4-H students raise awareness of child abuse
WARREN — A total of 1,844 pinwheels were placed Sunday outside city hall, representing the number of reported incidents of child abuse in Trumbull County last year.
Members of the Touch of Class 4-H equine group, along with family and friends, volunteered to place the pinwheels on the lawn for Trumbull County Children Services, which will hold the 14th annual Pinwheels for Prevention event 1:30 p.m. Thursday.
In less than 20 minutes, the pinwheels were placed and appeared to be spinning in unison with the wind.
Kiersten Tricker, 18, of Kinsman, president of the 4-H group, said four years ago the group started setting up the pinwheels each spring as a community service project to help TCCS.
The pinwheels will stay up through April to raise awareness of child abuse. Tricker said last year the group set up 2,105 pinwheels for reported incidents in 2017.
“The pinwheels are a good visual representation to show not only us but the entire community about this issue,” Tricker said.
Carlie Ford, 14, of Bristol, said although the community service effort is a fun one, she understands the importance as ”each pinwheel represents an abused child.”
Ellie Moore, 15, of Howland, said she was shocked at the high number of child abuse incidents, adding the pinwheels project is important to raise awareness.
Elaine Brown of Cortland, advisor to Touch of Class, said community service is an important part of 4-H.
“This project is important to raise awareness of child abuse and neglect,” she said.
The group chose city hall because it is close to the court house. Through awareness, the group hopes the number decreases in the future.

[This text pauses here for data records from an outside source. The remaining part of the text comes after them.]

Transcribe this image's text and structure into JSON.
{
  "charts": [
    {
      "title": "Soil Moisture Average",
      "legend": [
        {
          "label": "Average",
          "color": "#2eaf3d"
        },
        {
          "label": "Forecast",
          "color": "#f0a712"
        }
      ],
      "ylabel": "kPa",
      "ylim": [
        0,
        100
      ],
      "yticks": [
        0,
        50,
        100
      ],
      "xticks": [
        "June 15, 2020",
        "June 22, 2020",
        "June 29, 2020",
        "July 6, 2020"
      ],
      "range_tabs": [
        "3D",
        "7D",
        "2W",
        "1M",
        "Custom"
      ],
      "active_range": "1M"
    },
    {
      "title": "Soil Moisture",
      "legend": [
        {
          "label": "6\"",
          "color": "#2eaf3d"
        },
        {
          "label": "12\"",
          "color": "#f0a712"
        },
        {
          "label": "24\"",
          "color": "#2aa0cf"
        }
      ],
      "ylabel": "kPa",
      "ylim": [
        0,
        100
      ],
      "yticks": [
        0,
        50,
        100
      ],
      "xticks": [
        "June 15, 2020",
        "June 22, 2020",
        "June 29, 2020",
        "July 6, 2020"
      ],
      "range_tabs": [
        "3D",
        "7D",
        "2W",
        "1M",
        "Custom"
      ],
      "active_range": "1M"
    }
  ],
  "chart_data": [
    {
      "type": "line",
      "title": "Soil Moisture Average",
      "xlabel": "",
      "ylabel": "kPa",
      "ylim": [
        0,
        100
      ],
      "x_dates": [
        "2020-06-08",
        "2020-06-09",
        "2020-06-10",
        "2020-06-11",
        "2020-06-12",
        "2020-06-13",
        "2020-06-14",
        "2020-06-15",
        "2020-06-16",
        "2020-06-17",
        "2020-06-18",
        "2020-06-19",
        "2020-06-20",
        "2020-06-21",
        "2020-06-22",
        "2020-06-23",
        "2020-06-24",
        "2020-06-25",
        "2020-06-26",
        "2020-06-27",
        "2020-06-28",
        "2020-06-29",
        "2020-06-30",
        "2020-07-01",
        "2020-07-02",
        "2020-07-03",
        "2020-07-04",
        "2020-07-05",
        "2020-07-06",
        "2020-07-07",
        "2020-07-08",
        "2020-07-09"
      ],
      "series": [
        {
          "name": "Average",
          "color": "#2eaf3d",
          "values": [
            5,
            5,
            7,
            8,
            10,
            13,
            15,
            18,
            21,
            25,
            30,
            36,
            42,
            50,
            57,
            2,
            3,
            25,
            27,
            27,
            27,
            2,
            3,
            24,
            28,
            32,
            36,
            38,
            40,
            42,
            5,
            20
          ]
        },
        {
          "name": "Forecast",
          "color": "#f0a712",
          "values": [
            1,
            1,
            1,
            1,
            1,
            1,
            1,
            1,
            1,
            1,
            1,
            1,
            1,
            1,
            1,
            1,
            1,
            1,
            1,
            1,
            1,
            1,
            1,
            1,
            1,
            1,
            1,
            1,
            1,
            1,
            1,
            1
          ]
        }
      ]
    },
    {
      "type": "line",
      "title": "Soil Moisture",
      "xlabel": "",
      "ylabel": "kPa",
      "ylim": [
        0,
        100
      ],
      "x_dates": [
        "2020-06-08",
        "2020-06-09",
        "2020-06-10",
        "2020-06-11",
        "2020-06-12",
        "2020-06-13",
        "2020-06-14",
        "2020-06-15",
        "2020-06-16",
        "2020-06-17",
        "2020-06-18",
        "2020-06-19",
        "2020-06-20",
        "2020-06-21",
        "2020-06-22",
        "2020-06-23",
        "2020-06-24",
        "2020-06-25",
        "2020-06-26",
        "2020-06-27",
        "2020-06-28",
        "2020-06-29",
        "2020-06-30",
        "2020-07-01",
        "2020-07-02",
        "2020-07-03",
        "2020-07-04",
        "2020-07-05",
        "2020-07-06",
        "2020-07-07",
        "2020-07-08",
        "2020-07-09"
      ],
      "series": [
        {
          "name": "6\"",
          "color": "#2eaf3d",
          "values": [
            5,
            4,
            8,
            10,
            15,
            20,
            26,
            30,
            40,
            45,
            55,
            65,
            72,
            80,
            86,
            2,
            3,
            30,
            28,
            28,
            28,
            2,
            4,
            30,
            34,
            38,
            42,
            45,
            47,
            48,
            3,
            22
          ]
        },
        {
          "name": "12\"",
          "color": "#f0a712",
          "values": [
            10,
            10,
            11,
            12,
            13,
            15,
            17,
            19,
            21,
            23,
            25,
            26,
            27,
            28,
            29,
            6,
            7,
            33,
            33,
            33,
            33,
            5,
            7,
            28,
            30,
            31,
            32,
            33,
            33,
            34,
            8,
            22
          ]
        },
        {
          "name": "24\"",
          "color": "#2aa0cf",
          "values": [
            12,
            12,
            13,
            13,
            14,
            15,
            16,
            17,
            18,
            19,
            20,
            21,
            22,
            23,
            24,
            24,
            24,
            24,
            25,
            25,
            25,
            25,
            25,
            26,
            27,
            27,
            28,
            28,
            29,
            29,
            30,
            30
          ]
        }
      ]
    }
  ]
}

Brown said club members help in the community in many ways including boxing and delivering food during Thanksgiving at Warren Family Mission and also collecting coats for the mission. They also help with Toys for Tots, she said.